Exercise prompt =>
Write out the listing again, exactly as it appears below.

Supplied data =>
- - - - -

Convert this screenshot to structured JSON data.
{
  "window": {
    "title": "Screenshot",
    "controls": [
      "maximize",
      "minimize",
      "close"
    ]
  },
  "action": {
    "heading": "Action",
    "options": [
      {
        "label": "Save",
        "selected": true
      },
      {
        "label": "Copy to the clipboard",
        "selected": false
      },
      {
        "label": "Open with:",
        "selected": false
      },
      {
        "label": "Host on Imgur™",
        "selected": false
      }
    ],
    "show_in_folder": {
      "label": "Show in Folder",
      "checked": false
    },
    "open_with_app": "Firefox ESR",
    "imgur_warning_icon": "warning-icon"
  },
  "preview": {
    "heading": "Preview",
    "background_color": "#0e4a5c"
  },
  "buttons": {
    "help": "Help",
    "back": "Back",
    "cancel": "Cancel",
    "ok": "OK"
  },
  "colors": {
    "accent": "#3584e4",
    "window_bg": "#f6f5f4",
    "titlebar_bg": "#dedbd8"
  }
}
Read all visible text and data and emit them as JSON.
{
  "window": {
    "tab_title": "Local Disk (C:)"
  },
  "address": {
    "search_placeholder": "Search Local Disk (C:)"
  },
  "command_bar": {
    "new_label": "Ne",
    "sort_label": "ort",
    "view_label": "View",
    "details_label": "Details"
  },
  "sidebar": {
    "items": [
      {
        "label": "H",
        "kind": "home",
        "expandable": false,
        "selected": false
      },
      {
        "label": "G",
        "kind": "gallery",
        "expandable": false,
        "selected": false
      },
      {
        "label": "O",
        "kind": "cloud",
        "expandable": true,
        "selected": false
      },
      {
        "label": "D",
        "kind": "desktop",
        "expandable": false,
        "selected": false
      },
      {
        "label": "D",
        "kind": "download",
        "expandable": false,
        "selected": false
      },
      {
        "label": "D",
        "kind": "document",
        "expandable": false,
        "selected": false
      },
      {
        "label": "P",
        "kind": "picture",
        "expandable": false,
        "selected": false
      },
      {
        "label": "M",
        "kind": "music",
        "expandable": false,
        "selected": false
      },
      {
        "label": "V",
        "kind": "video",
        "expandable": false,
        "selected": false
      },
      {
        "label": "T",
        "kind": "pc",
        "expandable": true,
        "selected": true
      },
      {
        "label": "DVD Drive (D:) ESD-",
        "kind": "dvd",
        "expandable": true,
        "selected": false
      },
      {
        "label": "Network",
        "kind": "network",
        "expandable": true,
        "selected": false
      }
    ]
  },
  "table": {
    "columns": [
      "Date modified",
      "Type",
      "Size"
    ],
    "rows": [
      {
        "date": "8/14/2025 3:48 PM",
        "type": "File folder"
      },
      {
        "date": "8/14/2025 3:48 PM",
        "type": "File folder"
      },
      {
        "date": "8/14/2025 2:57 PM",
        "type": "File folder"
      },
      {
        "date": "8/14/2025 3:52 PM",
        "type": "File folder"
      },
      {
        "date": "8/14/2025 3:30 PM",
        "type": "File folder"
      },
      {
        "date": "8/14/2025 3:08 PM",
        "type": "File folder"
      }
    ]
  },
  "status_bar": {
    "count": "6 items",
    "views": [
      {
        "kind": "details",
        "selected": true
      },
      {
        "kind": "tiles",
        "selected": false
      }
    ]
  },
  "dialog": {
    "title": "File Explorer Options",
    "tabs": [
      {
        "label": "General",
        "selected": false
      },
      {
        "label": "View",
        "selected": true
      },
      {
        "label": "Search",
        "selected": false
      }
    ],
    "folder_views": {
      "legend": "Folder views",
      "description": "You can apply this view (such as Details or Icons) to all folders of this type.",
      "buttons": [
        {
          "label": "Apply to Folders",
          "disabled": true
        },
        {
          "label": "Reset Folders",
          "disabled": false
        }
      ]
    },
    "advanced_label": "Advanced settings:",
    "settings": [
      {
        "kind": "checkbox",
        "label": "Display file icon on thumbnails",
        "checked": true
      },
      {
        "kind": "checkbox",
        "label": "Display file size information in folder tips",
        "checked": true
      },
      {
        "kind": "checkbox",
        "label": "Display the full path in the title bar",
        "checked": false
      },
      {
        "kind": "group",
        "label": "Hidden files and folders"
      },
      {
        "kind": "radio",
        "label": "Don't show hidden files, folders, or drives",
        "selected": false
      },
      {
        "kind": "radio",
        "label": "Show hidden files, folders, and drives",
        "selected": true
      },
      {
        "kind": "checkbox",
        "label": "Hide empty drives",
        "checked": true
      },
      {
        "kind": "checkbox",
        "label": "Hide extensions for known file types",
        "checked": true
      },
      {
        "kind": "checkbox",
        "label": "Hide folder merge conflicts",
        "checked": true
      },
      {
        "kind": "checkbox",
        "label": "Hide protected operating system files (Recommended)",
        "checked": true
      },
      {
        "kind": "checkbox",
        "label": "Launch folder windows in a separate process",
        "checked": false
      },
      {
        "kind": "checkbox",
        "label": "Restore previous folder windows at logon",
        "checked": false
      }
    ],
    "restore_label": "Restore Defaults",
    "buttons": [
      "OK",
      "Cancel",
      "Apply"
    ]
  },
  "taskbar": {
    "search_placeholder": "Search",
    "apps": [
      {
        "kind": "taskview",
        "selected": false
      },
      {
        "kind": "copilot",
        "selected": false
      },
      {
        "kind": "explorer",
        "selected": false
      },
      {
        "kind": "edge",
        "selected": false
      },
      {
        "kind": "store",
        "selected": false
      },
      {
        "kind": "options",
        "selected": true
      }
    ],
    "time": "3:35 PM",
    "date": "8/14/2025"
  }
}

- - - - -

Response to this exercise =>
Convert this screenshot to structured JSON data.
{
  "window": {
    "title": "Screenshot",
    "controls": [
      "maximize",
      "minimize",
      "close"
    ]
  },
  "action": {
    "heading": "Action",
    "options": [
      {
        "label": "Save",
        "selected": true
      },
      {
        "label": "Copy to the clipboard",
        "selected": false
      },
      {
        "label": "Open with:",
        "selected": false
      },
      {
        "label": "Host on Imgur™",
        "selected": false
      }
    ],
    "show_in_folder": {
      "label": "Show in Folder",
      "checked": false
    },
    "open_with_app": "Firefox ESR",
    "imgur_warning_icon": "warning-icon"
  },
  "preview": {
    "heading": "Preview",
    "background_color": "#0e4a5c"
  },
  "buttons": {
    "help": "Help",
    "back": "Back",
    "cancel": "Cancel",
    "ok": "OK"
  },
  "colors": {
    "accent": "#3584e4",
    "window_bg": "#f6f5f4",
    "titlebar_bg": "#dedbd8"
  }
}
Read all visible text and data and emit them as JSON.
{
  "window": {
    "tab_title": "Local Disk (C:)"
  },
  "address": {
    "search_placeholder": "Search Local Disk (C:)"
  },
  "command_bar": {
    "new_label": "Ne",
    "sort_label": "ort",
    "view_label": "View",
    "details_label": "Details"
  },
  "sidebar": {
    "items": [
      {
        "label": "H",
        "kind": "home",
        "expandable": false,
        "selected": false
      },
      {
        "label": "G",
        "kind": "gallery",
        "expandable": false,
        "selected": false
      },
      {
        "label": "O",
        "kind": "cloud",
        "expandable": true,
        "selected": false
      },
      {
        "label": "D",
        "kind": "desktop",
        "expandable": false,
        "selected": false
      },
      {
        "label": "D",
        "kind": "download",
        "expandable": false,
        "selected": false
      },
      {
        "label": "D",
        "kind": "document",
        "expandable": false,
        "selected": false
      },
      {
        "label": "P",
        "kind": "picture",
        "expandable": false,
        "selected": false
      },
      {
        "label": "M",
        "kind": "music",
        "expandable": false,
        "selected": false
      },
      {
        "label": "V",
        "kind": "video",
        "expandable": false,
        "selected": false
      },
      {
        "label": "T",
        "kind": "pc",
        "expandable": true,
        "selected": true
      },
      {
        "label": "DVD Drive (D:) ESD-",
        "kind": "dvd",
        "expandable": true,
        "selected": false
      },
      {
        "label": "Network",
        "kind": "network",
        "expandable": true,
        "selected": false
      }
    ]
  },
  "table": {
    "columns": [
      "Date modified",
      "Type",
      "Size"
    ],
    "rows": [
      {
        "date": "8/14/2025 3:48 PM",
        "type": "File folder"
      },
      {
        "date": "8/14/2025 3:48 PM",
        "type": "File folder"
      },
      {
        "date": "8/14/2025 2:57 PM",
        "type": "File folder"
      },
      {
        "date": "8/14/2025 3:52 PM",
        "type": "File folder"
      },
      {
        "date": "8/14/2025 3:30 PM",
        "type": "File folder"
      },
      {
        "date": "8/14/2025 3:08 PM",
        "type": "File folder"
      }
    ]
  },
  "status_bar": {
    "count": "6 items",
    "views": [
      {
        "kind": "details",
        "selected": true
      },
      {
        "kind": "tiles",
        "selected": false
      }
    ]
  },
  "dialog": {
    "title": "File Explorer Options",
    "tabs": [
      {
        "label": "General",
        "selected": false
      },
      {
        "label": "View",
        "selected": true
      },
      {
        "label": "Search",
        "selected": false
      }
    ],
    "folder_views": {
      "legend": "Folder views",
      "description": "You can apply this view (such as Details or Icons) to all folders of this type.",
      "buttons": [
        {
          "label": "Apply to Folders",
          "disabled": true
        },
        {
          "label": "Reset Folders",
          "disabled": false
        }
      ]
    },
    "advanced_label": "Advanced settings:",
    "settings": [
      {
        "kind": "checkbox",
        "label": "Display file icon on thumbnails",
        "checked": true
      },
      {
        "kind": "checkbox",
        "label": "Display file size information in folder tips",
        "checked": true
      },
      {
        "kind": "checkbox",
        "label": "Display the full path in the title bar",
        "checked": false
      },
      {
        "kind": "group",
        "label": "Hidden files and folders"
      },
      {
        "kind": "radio",
        "label": "Don't show hidden files, folders, or drives",
        "selected": false
      },
      {
        "kind": "radio",
        "label": "Show hidden files, folders, and drives",
        "selected": true
      },
      {
        "kind": "checkbox",
        "label": "Hide empty drives",
        "checked": true
      },
      {
        "kind": "checkbox",
        "label": "Hide extensions for known file types",
        "checked": true
      },
      {
        "kind": "checkbox",
        "label": "Hide folder merge conflicts",
        "checked": true
      },
      {
        "kind": "checkbox",
        "label": "Hide protected operating system files (Recommended)",
        "checked": true
      },
      {
        "kind": "checkbox",
        "label": "Launch folder windows in a separate process",
        "checked": false
      },
      {
        "kind": "checkbox",
        "label": "Restore previous folder windows at logon",
        "checked": false
      }
    ],
    "restore_label": "Restore Defaults",
    "buttons": [
      "OK",
      "Cancel",
      "Apply"
    ]
  },
  "taskbar": {
    "search_placeholder": "Search",
    "apps": [
      {
        "kind": "taskview",
        "selected": false
      },
      {
        "kind": "copilot",
        "selected": false
      },
      {
        "kind": "explorer",
        "selected": false
      },
      {
        "kind": "edge",
        "selected": false
      },
      {
        "kind": "store",
        "selected": false
      },
      {
        "kind": "options",
        "selected": true
      }
    ],
    "time": "3:35 PM",
    "date": "8/14/2025"
  }
}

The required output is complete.